A Social Europe is a healthy Europe

Over the past year, civil society organisations have been busy working on proposals to make Social Europe a reality and overcome the burden and repercussions of austerity measures through the European Pillar of Social Rights (Social Pillar).

Last April, the European Commission finally published the long-awaited text of the Social Pillar along with a set of legislative and non-legislative initiatives.

One of Mental Health Europe’s (MHE) core missions is to promote mainstreaming of mental health in all policies. The Social Pillar is promising in this respect, since it covers a number of areas of potential importance for positive mental health.

At Mental Health Europe, our understanding of mental health recognises that mental distress can be experienced by anyone and may be caused by a series of different factors and life events. Social policies can therefore have an impact on people’s mental health and that is why the Social Pillar is an opportunity to improve services across Europe that will contribute to preventing mental ill health, promote the well-being of millions of people in Europe, and protect people living with mental health problems and psychosocial disabilities.

In its preliminary assessment of the Social Pillar, MHE has identified education, training and life-long learning, active support to employment, secure and adaptable employment, work-life balance, healthy, safe and well-adapted work environments and data protection, healthcare, inclusion of people with disabilities, and housing and assistance for the homeless as particularly relevant principles for our cause. It’s absolutely vital that adequate investment is made into services that support people with mental ill health, which is why we support Social Platform’s work to promote investment in services for the well-being of people.

The Work-Life Balance Directive proposal will be among our priorities this year since finding the right balance between work and private life is essential for positive mental health. Moreover, for parents or carers living with mental ill health or psychosocial disabilities, and for parents/carers of children or relatives in such situations, the provisions in relation to leave are essential for being able to work in the open labour market.

Overall, MHE positively welcomes the Social Pillar as it is the first concrete attempt to make Europe more social and more about its rights-holders.

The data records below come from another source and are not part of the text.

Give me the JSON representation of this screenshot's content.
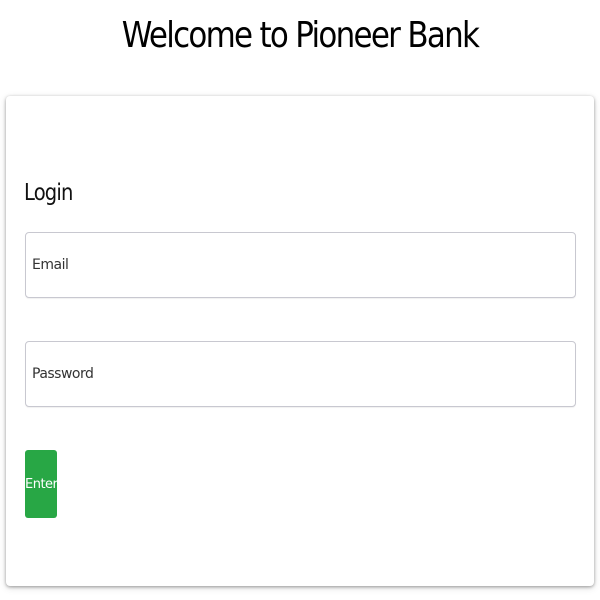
{
  "header": {
    "title": "Welcome to Pioneer Bank"
  },
  "login_form": {
    "heading": "Login",
    "email_placeholder": "Email",
    "email_value": "",
    "password_placeholder": "Password",
    "password_value": "",
    "enter_label": "Enter"
  },
  "colors": {
    "enter_button": "#28a745",
    "background": "#ffffff"
  }
}
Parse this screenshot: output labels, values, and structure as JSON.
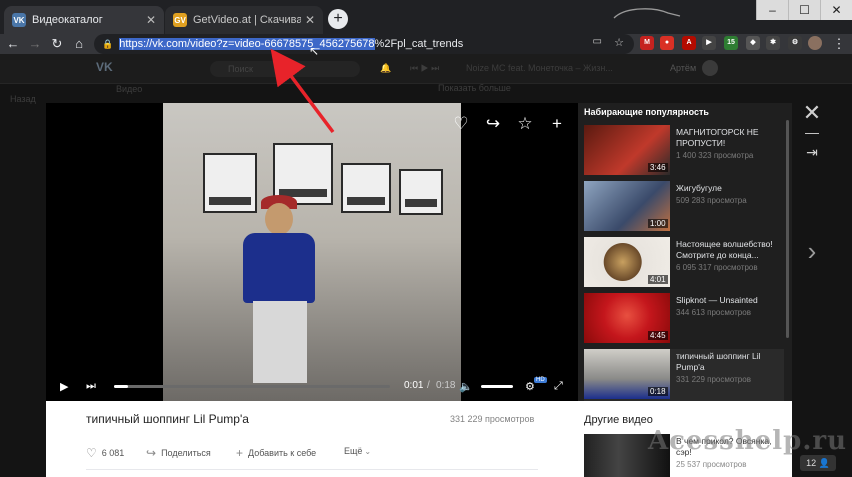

Some aspects can still be improved and MHE looks forward to collaborating with Social Platform and its members to reach the objective of a fairer, more inclusive, and healthier Social Europe.

By Maria Nyman, Director of Social Platform member Mental Health Europe